The information papers highlight the need for appropriate devices to be available to consumers in a timely manner in order to realise the benefits that broadband can bring to urban and rural, developed and emerging economies. With a lag of 18 months on average for devices following spectrum release, the mobile device ecosystem needs to introduce handsets to cover smart to basic functionality by late 2013 to meet demand as the 700MHz APT networks start to rollout. Most notable is the lack of devices addressing the lower end price range, where there is a particular need to connect all to broadband. At present, in many rural areas, particularly in emerging markets, only 2G/3G devices, as well as fixed line broadband, are available as 4G/LTE may be perceived as high-end and expensive.
"Providing a source of reliable and comprehensive information is important for operators to be able to understand the capabilities, scale and timing of emerging technologies such as APT700 for 4G," said Mike Wright, Executive Director, Networks, Telstra. "Based on information about these bands, operators can build technology and investment roadmaps with increasing certainty, this in turn leads to certainty for network and device vendors, which collectively grows and accelerates the new ecosystem."
Alan Hadden, President, GSA said "Forums such as the GSA are important to help drive alignment across industry in choosing how to allocate spectrum.

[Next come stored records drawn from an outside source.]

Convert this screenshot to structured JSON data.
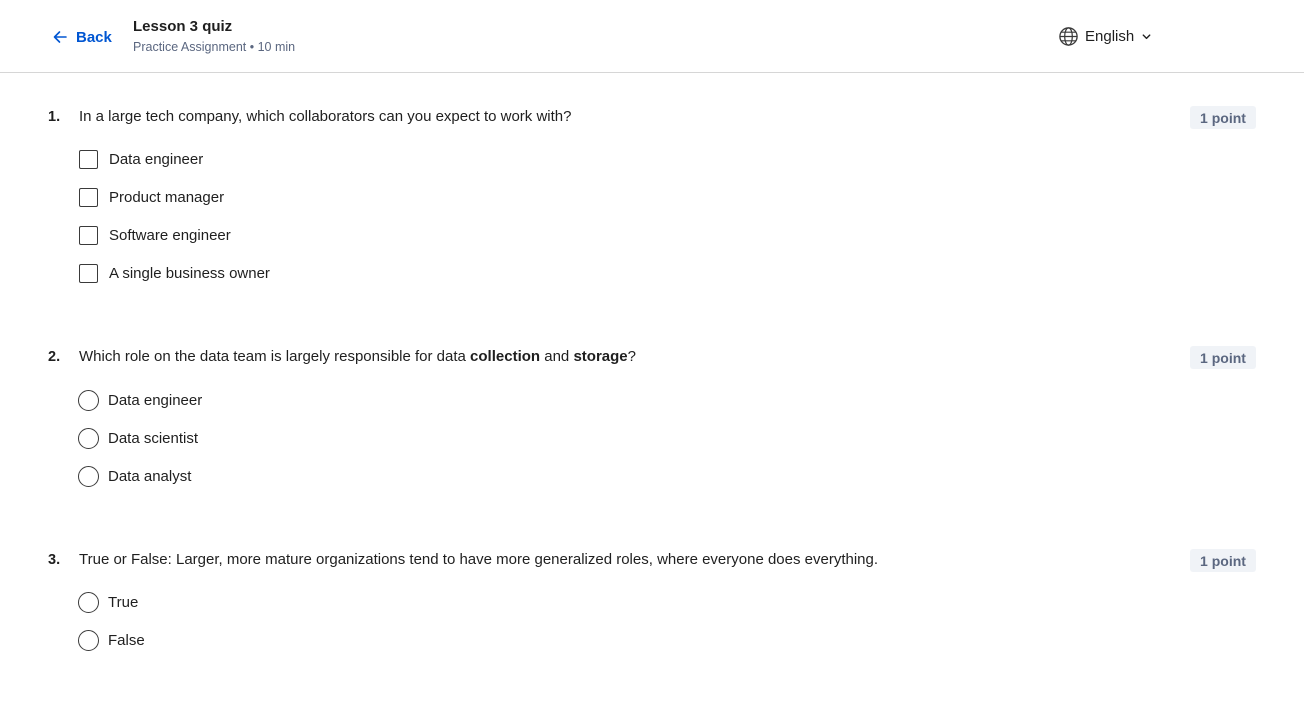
{
  "header": {
    "back_label": "Back",
    "title": "Lesson 3 quiz",
    "subtitle": "Practice Assignment • 10 min",
    "language": "English"
  },
  "questions": [
    {
      "number": "1.",
      "text": "In a large tech company, which collaborators can you expect to work with?",
      "points": "1 point",
      "type": "checkbox",
      "options": [
        "Data engineer",
        "Product manager",
        "Software engineer",
        "A single business owner"
      ]
    },
    {
      "number": "2.",
      "text_before": "Which role on the data team is largely responsible for data ",
      "text_bold1": "collection",
      "text_middle": " and ",
      "text_bold2": "storage",
      "text_after": "?",
      "points": "1 point",
      "type": "radio",
      "options": [
        "Data engineer",
        "Data scientist",
        "Data analyst"
      ]
    },
    {
      "number": "3.",
      "text": "True or False: Larger, more mature organizations tend to have more generalized roles, where everyone does everything.",
      "points": "1 point",
      "type": "radio",
      "options": [
        "True",
        "False"
      ]
    }
  ],
  "colors": {
    "accent": "#0056d2",
    "muted": "#5b6780",
    "badge_bg": "#f0f3f7"
  },
  "icons": {
    "back": "arrow-left-icon",
    "language": "globe-icon",
    "dropdown": "chevron-down-icon"
  }
}
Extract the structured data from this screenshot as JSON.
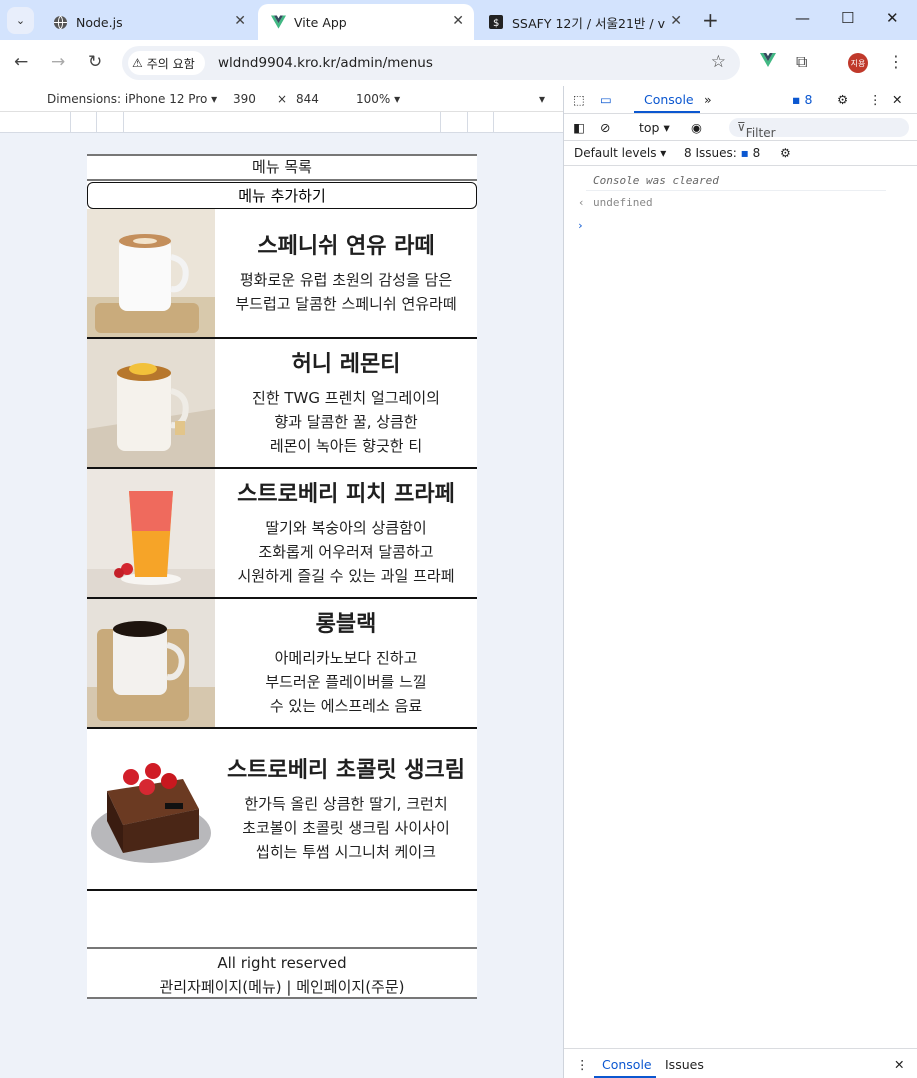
{
  "browser": {
    "tabs": [
      {
        "title": "Node.js",
        "active": false
      },
      {
        "title": "Vite App",
        "active": true
      },
      {
        "title": "SSAFY 12기 / 서울21반 / v",
        "active": false
      }
    ],
    "security_chip": "주의 요함",
    "url": "wldnd9904.kro.kr/admin/menus",
    "profile_initials": "지용"
  },
  "device_toolbar": {
    "dimensions_label": "Dimensions: iPhone 12 Pro",
    "width": "390",
    "times": "×",
    "height": "844",
    "zoom": "100%"
  },
  "app": {
    "header_title": "메뉴 목록",
    "add_button": "메뉴 추가하기",
    "menus": [
      {
        "name": "스페니쉬 연유 라떼",
        "desc_lines": [
          "평화로운 유럽 초원의 감성을 담은",
          "부드럽고 달콤한 스페니쉬 연유라떼"
        ]
      },
      {
        "name": "허니 레몬티",
        "desc_lines": [
          "진한 TWG 프렌치 얼그레이의",
          "향과 달콤한 꿀, 상큼한",
          "레몬이 녹아든 향긋한 티"
        ]
      },
      {
        "name": "스트로베리 피치 프라페",
        "desc_lines": [
          "딸기와 복숭아의 상큼함이",
          "조화롭게 어우러져 달콤하고",
          "시원하게 즐길 수 있는 과일 프라페"
        ]
      },
      {
        "name": "롱블랙",
        "desc_lines": [
          "아메리카노보다 진하고",
          "부드러운 플레이버를 느낄",
          "수 있는 에스프레소 음료"
        ]
      },
      {
        "name": "스트로베리 초콜릿 생크림",
        "desc_lines": [
          "한가득 올린 상큼한 딸기, 크런치",
          "초코볼이 초콜릿 생크림 사이사이",
          "씹히는 투썸 시그니처 케이크"
        ]
      }
    ],
    "footer_line1": "All right reserved",
    "footer_line2": "관리자페이지(메뉴) | 메인페이지(주문)"
  },
  "devtools": {
    "tab_console": "Console",
    "issues_badge": "8",
    "context": "top",
    "filter_placeholder": "Filter",
    "levels": "Default levels",
    "issues_label": "8 Issues:",
    "issues_count": "8",
    "log_cleared": "Console was cleared",
    "log_undefined": "undefined",
    "drawer_console": "Console",
    "drawer_issues": "Issues"
  },
  "colors": {
    "accent": "#0b57d0",
    "tabstrip": "#d3e3fd",
    "vite_logo": "#41b883"
  }
}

Having globally aligned spectrum bands is a great result for end consumers, as these make international roaming easier, and help drive early device availability."
"The GSMA has lobbied at national, regional and global levels for a number of years for alignment in Digital Dividend spectrum band allocations, on the basis of the economic benefits of 4G networks to a country and the greater economy of scale that an aligned band plan can offer to the industry as a whole," said Alex Sinclair, Chief Technology Officer, GSMA. "The characteristics of APT700 band enable individual operators to achieve high geographic and population coverage levels at much lower cost, whilst a global band strategy based on APT700 will also catalyse international roaming business, enabling customers to cross international boundaries and still receive 4G service."